BEGIN DATA TO EXAMINE
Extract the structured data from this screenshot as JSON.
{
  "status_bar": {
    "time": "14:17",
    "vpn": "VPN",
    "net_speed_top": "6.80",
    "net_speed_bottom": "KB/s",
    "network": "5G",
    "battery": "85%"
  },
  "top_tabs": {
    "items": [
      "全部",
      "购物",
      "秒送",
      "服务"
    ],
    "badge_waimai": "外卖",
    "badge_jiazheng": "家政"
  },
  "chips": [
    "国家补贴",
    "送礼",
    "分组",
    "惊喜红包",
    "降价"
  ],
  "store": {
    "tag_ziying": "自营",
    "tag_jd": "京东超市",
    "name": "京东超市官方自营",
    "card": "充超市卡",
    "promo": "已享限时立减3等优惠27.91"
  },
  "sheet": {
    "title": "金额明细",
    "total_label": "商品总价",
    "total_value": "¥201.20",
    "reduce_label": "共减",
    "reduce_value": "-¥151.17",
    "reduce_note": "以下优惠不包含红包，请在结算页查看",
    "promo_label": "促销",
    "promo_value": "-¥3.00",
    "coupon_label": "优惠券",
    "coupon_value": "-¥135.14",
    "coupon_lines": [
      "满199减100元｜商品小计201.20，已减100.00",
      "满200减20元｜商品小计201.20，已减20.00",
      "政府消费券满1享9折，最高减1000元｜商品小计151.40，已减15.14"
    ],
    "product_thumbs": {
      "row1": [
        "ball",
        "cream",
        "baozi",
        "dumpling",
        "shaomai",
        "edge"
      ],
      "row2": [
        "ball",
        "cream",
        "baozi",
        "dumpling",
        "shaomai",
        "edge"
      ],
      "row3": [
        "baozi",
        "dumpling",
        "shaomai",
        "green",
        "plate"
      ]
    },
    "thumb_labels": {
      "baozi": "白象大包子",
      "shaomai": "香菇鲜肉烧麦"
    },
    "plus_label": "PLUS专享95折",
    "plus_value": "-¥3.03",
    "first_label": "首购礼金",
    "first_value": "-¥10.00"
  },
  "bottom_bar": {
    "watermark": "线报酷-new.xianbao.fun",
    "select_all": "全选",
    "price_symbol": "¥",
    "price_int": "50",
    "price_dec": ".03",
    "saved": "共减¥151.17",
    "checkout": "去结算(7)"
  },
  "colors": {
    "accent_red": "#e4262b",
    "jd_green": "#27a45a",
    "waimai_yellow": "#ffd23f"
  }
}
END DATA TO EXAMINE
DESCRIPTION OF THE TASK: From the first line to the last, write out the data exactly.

EXERCISE OUTPUT:
Extract the structured data from this screenshot as JSON.
{
  "status_bar": {
    "time": "14:17",
    "vpn": "VPN",
    "net_speed_top": "6.80",
    "net_speed_bottom": "KB/s",
    "network": "5G",
    "battery": "85%"
  },
  "top_tabs": {
    "items": [
      "全部",
      "购物",
      "秒送",
      "服务"
    ],
    "badge_waimai": "外卖",
    "badge_jiazheng": "家政"
  },
  "chips": [
    "国家补贴",
    "送礼",
    "分组",
    "惊喜红包",
    "降价"
  ],
  "store": {
    "tag_ziying": "自营",
    "tag_jd": "京东超市",
    "name": "京东超市官方自营",
    "card": "充超市卡",
    "promo": "已享限时立减3等优惠27.91"
  },
  "sheet": {
    "title": "金额明细",
    "total_label": "商品总价",
    "total_value": "¥201.20",
    "reduce_label": "共减",
    "reduce_value": "-¥151.17",
    "reduce_note": "以下优惠不包含红包，请在结算页查看",
    "promo_label": "促销",
    "promo_value": "-¥3.00",
    "coupon_label": "优惠券",
    "coupon_value": "-¥135.14",
    "coupon_lines": [
      "满199减100元｜商品小计201.20，已减100.00",
      "满200减20元｜商品小计201.20，已减20.00",
      "政府消费券满1享9折，最高减1000元｜商品小计151.40，已减15.14"
    ],
    "product_thumbs": {
      "row1": [
        "ball",
        "cream",
        "baozi",
        "dumpling",
        "shaomai",
        "edge"
      ],
      "row2": [
        "ball",
        "cream",
        "baozi",
        "dumpling",
        "shaomai",
        "edge"
      ],
      "row3": [
        "baozi",
        "dumpling",
        "shaomai",
        "green",
        "plate"
      ]
    },
    "thumb_labels": {
      "baozi": "白象大包子",
      "shaomai": "香菇鲜肉烧麦"
    },
    "plus_label": "PLUS专享95折",
    "plus_value": "-¥3.03",
    "first_label": "首购礼金",
    "first_value": "-¥10.00"
  },
  "bottom_bar": {
    "watermark": "线报酷-new.xianbao.fun",
    "select_all": "全选",
    "price_symbol": "¥",
    "price_int": "50",
    "price_dec": ".03",
    "saved": "共减¥151.17",
    "checkout": "去结算(7)"
  },
  "colors": {
    "accent_red": "#e4262b",
    "jd_green": "#27a45a",
    "waimai_yellow": "#ffd23f"
  }
}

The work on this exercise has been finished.